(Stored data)
————
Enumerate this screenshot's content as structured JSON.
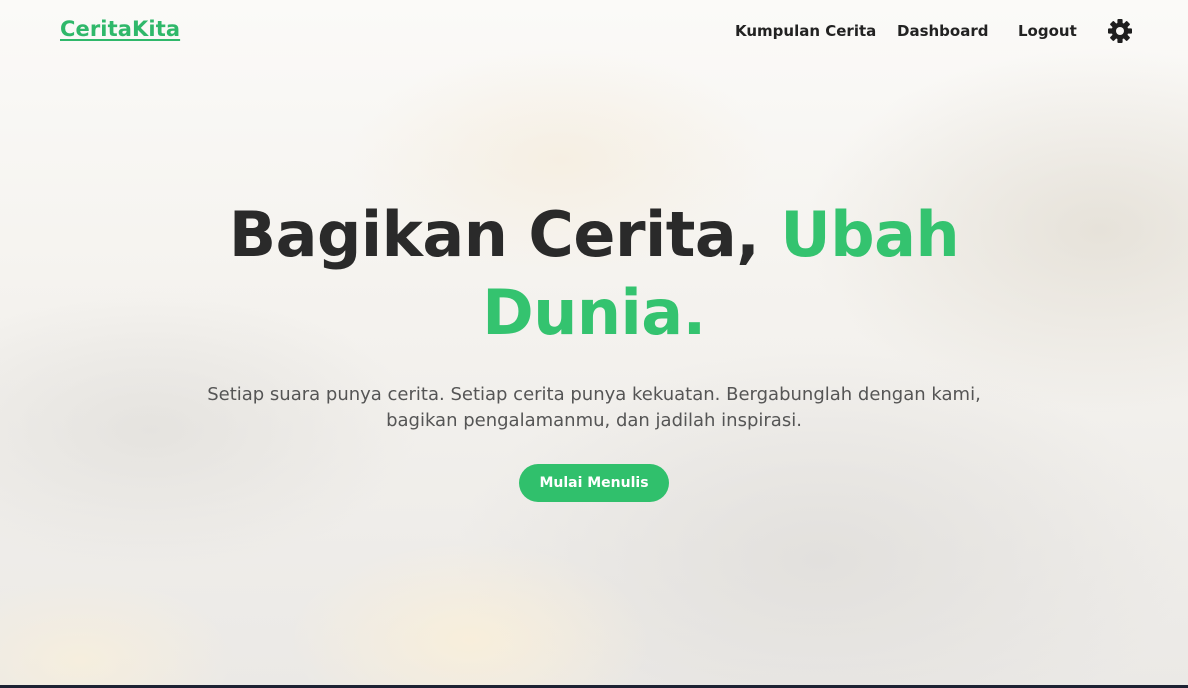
{
  "nav": {
    "brand": "CeritaKita",
    "links": [
      "Kumpulan Cerita",
      "Dashboard",
      "Logout"
    ],
    "theme_icon": "gear-icon"
  },
  "hero": {
    "headline_main": "Bagikan Cerita, ",
    "headline_accent": "Ubah Dunia.",
    "subtitle": "Setiap suara punya cerita. Setiap cerita punya kekuatan. Bergabunglah dengan kami, bagikan pengalamanmu, dan jadilah inspirasi.",
    "cta_label": "Mulai Menulis"
  },
  "colors": {
    "accent": "#34c36f",
    "button": "#30c06c",
    "text_dark": "#2a2a2a"
  }
}
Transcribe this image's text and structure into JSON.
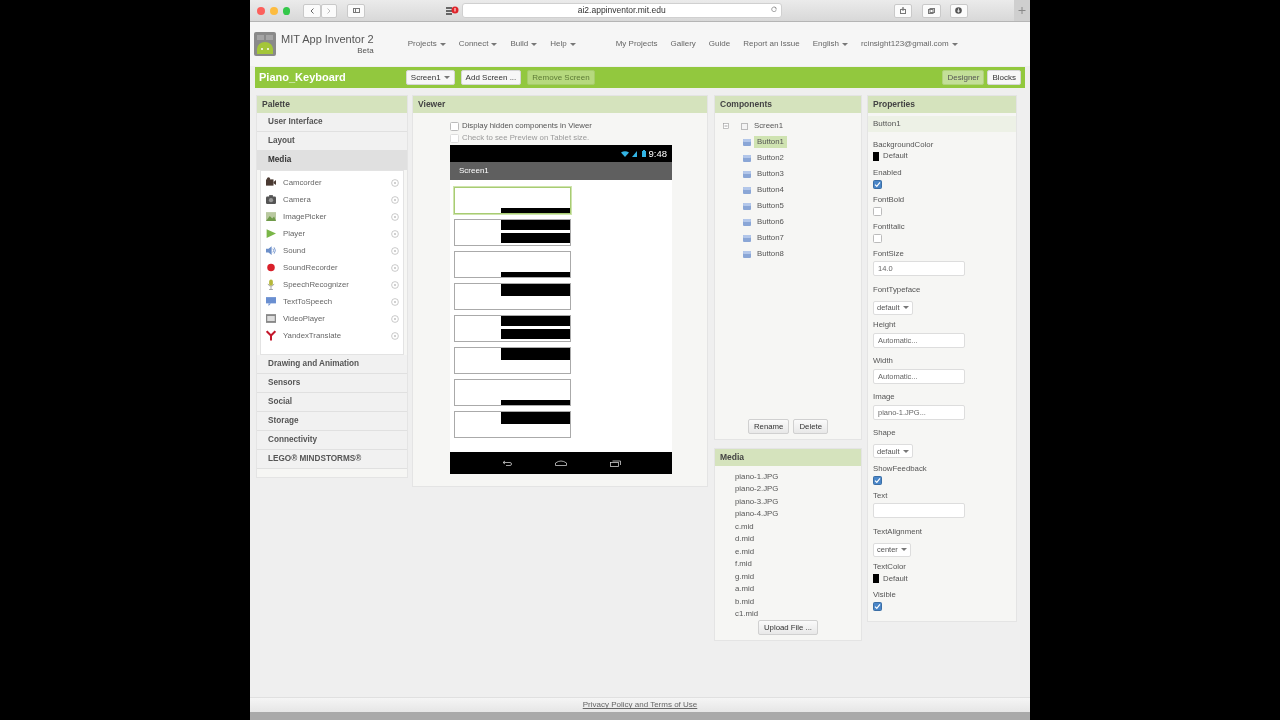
{
  "browser": {
    "url": "ai2.appinventor.mit.edu"
  },
  "app": {
    "title": "MIT App Inventor 2",
    "subtitle": "Beta",
    "menus": [
      {
        "label": "Projects",
        "dropdown": true
      },
      {
        "label": "Connect",
        "dropdown": true
      },
      {
        "label": "Build",
        "dropdown": true
      },
      {
        "label": "Help",
        "dropdown": true
      }
    ],
    "links": [
      {
        "label": "My Projects",
        "dropdown": false
      },
      {
        "label": "Gallery",
        "dropdown": false
      },
      {
        "label": "Guide",
        "dropdown": false
      },
      {
        "label": "Report an Issue",
        "dropdown": false
      },
      {
        "label": "English",
        "dropdown": true
      },
      {
        "label": "rcinsight123@gmail.com",
        "dropdown": true
      }
    ]
  },
  "project": {
    "name": "Piano_Keyboard",
    "screen": "Screen1",
    "buttons": [
      {
        "label": "Add Screen ...",
        "disabled": false
      },
      {
        "label": "Remove Screen",
        "disabled": true
      }
    ],
    "views": [
      {
        "label": "Designer",
        "selected": true
      },
      {
        "label": "Blocks",
        "selected": false
      }
    ]
  },
  "palette": {
    "title": "Palette",
    "categories": [
      {
        "label": "User Interface",
        "expanded": false
      },
      {
        "label": "Layout",
        "expanded": false
      },
      {
        "label": "Media",
        "expanded": true,
        "items": [
          "Camcorder",
          "Camera",
          "ImagePicker",
          "Player",
          "Sound",
          "SoundRecorder",
          "SpeechRecognizer",
          "TextToSpeech",
          "VideoPlayer",
          "YandexTranslate"
        ]
      },
      {
        "label": "Drawing and Animation",
        "expanded": false
      },
      {
        "label": "Sensors",
        "expanded": false
      },
      {
        "label": "Social",
        "expanded": false
      },
      {
        "label": "Storage",
        "expanded": false
      },
      {
        "label": "Connectivity",
        "expanded": false
      },
      {
        "label": "LEGO® MINDSTORMS®",
        "expanded": false
      }
    ]
  },
  "viewer": {
    "title": "Viewer",
    "options": [
      {
        "label": "Display hidden components in Viewer",
        "checked": false,
        "disabled": false
      },
      {
        "label": "Check to see Preview on Tablet size.",
        "checked": false,
        "disabled": true
      }
    ],
    "phone": {
      "time": "9:48",
      "screen_title": "Screen1",
      "keys": [
        {
          "kind": "bottom",
          "selected": true
        },
        {
          "kind": "double",
          "selected": false
        },
        {
          "kind": "bottom",
          "selected": false
        },
        {
          "kind": "top",
          "selected": false
        },
        {
          "kind": "double",
          "selected": false
        },
        {
          "kind": "top",
          "selected": false
        },
        {
          "kind": "bottom",
          "selected": false
        },
        {
          "kind": "top",
          "selected": false
        }
      ]
    }
  },
  "components": {
    "title": "Components",
    "tree": {
      "label": "Screen1",
      "expanded": true,
      "children": [
        {
          "label": "Button1",
          "selected": true
        },
        {
          "label": "Button2",
          "selected": false
        },
        {
          "label": "Button3",
          "selected": false
        },
        {
          "label": "Button4",
          "selected": false
        },
        {
          "label": "Button5",
          "selected": false
        },
        {
          "label": "Button6",
          "selected": false
        },
        {
          "label": "Button7",
          "selected": false
        },
        {
          "label": "Button8",
          "selected": false
        }
      ]
    },
    "buttons": [
      "Rename",
      "Delete"
    ]
  },
  "media": {
    "title": "Media",
    "files": [
      "piano-1.JPG",
      "piano-2.JPG",
      "piano-3.JPG",
      "piano-4.JPG",
      "c.mid",
      "d.mid",
      "e.mid",
      "f.mid",
      "g.mid",
      "a.mid",
      "b.mid",
      "c1.mid"
    ],
    "button": "Upload File ..."
  },
  "properties": {
    "title": "Properties",
    "component": "Button1",
    "items": [
      {
        "kind": "color",
        "label": "BackgroundColor",
        "value": "Default",
        "color": "#000000"
      },
      {
        "kind": "checkbox",
        "label": "Enabled",
        "checked": true
      },
      {
        "kind": "checkbox",
        "label": "FontBold",
        "checked": false
      },
      {
        "kind": "checkbox",
        "label": "FontItalic",
        "checked": false
      },
      {
        "kind": "text",
        "label": "FontSize",
        "value": "14.0"
      },
      {
        "kind": "dropdown",
        "label": "FontTypeface",
        "value": "default"
      },
      {
        "kind": "text",
        "label": "Height",
        "value": "Automatic..."
      },
      {
        "kind": "text",
        "label": "Width",
        "value": "Automatic..."
      },
      {
        "kind": "text",
        "label": "Image",
        "value": "piano-1.JPG..."
      },
      {
        "kind": "dropdown",
        "label": "Shape",
        "value": "default"
      },
      {
        "kind": "checkbox",
        "label": "ShowFeedback",
        "checked": true
      },
      {
        "kind": "text",
        "label": "Text"
      },
      {
        "kind": "dropdown",
        "label": "TextAlignment",
        "value": "center"
      },
      {
        "kind": "color",
        "label": "TextColor",
        "value": "Default",
        "color": "#000000"
      },
      {
        "kind": "checkbox",
        "label": "Visible",
        "checked": true
      }
    ]
  },
  "footer": {
    "link": "Privacy Policy and Terms of Use"
  }
}
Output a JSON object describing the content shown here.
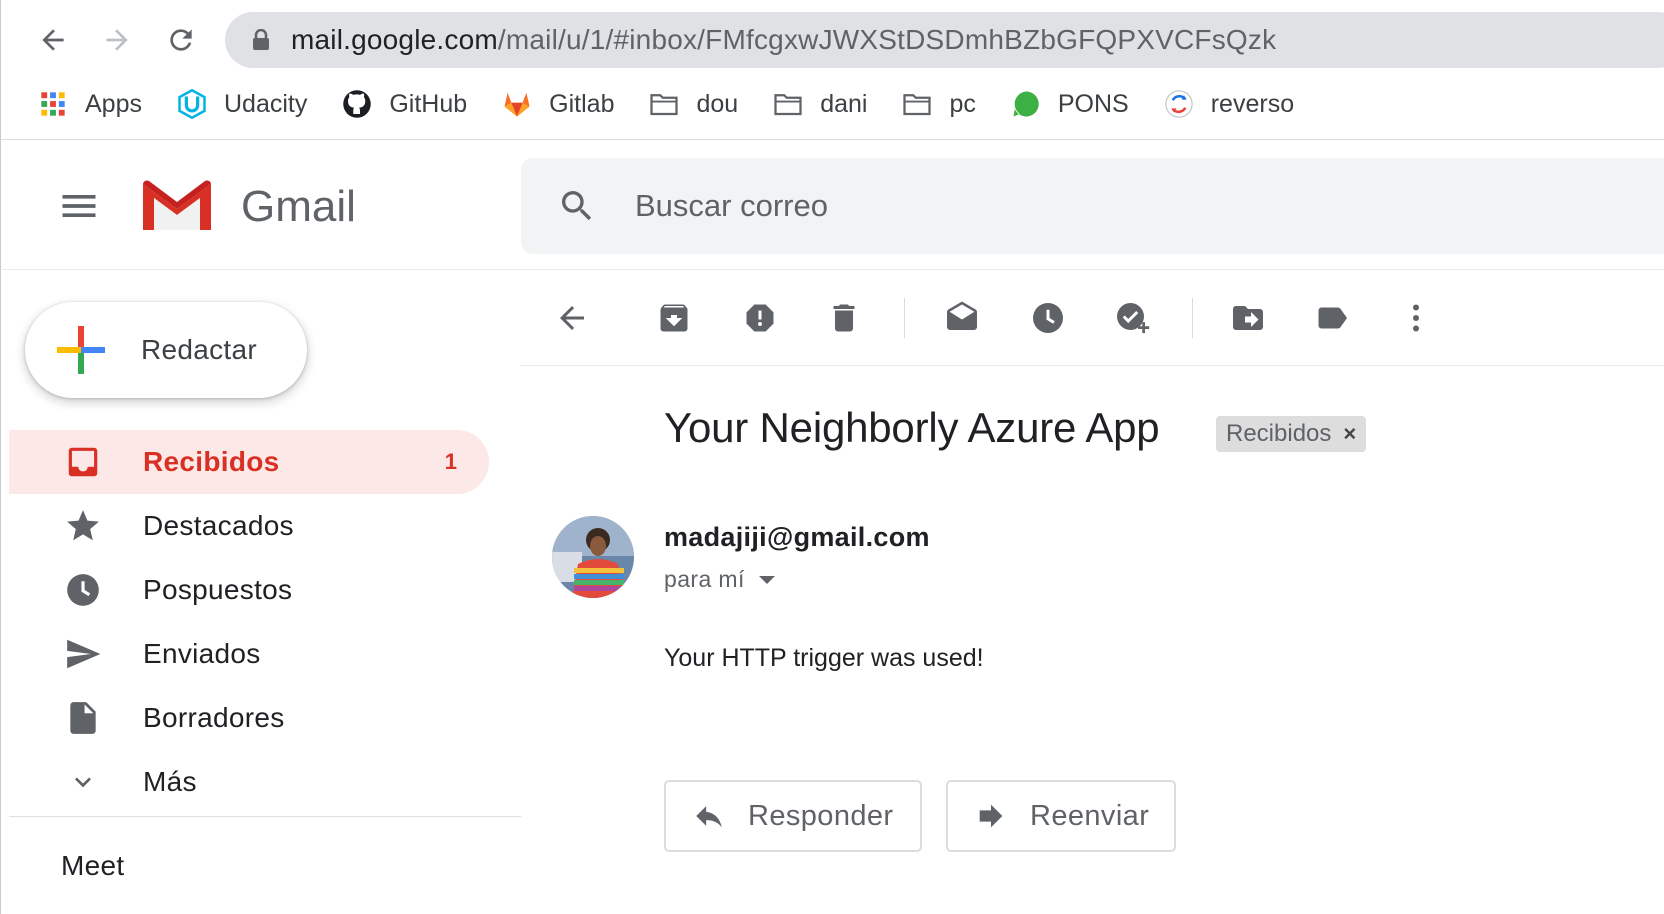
{
  "browser": {
    "url_host": "mail.google.com",
    "url_path": "/mail/u/1/#inbox/FMfcgxwJWXStDSDmhBZbGFQPXVCFsQzk",
    "bookmarks": [
      {
        "label": "Apps",
        "icon": "apps-grid-icon"
      },
      {
        "label": "Udacity",
        "icon": "udacity-icon"
      },
      {
        "label": "GitHub",
        "icon": "github-icon"
      },
      {
        "label": "Gitlab",
        "icon": "gitlab-icon"
      },
      {
        "label": "dou",
        "icon": "folder-icon"
      },
      {
        "label": "dani",
        "icon": "folder-icon"
      },
      {
        "label": "pc",
        "icon": "folder-icon"
      },
      {
        "label": "PONS",
        "icon": "pons-icon"
      },
      {
        "label": "reverso",
        "icon": "reverso-icon"
      }
    ]
  },
  "gmail": {
    "brand": "Gmail",
    "search_placeholder": "Buscar correo"
  },
  "sidebar": {
    "compose_label": "Redactar",
    "items": [
      {
        "label": "Recibidos",
        "count": "1",
        "icon": "inbox-icon",
        "active": true
      },
      {
        "label": "Destacados",
        "icon": "star-icon"
      },
      {
        "label": "Pospuestos",
        "icon": "clock-icon"
      },
      {
        "label": "Enviados",
        "icon": "send-icon"
      },
      {
        "label": "Borradores",
        "icon": "draft-icon"
      },
      {
        "label": "Más",
        "icon": "chevron-down-icon"
      }
    ],
    "meet_label": "Meet"
  },
  "message": {
    "subject": "Your Neighborly Azure App",
    "label_chip": "Recibidos",
    "label_chip_close": "×",
    "sender": "madajiji@gmail.com",
    "recipient": "para mí",
    "body": "Your HTTP trigger was used!",
    "reply_label": "Responder",
    "forward_label": "Reenviar"
  },
  "colors": {
    "accent_red": "#d93025",
    "active_bg": "#fce8e6"
  }
}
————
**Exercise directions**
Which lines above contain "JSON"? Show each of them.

**Output for this exercise**
Enumerate this screenshot's content as structured JSON.
Transcribe this image's text and structure into JSON.
Output a JSON object describing the content shown here.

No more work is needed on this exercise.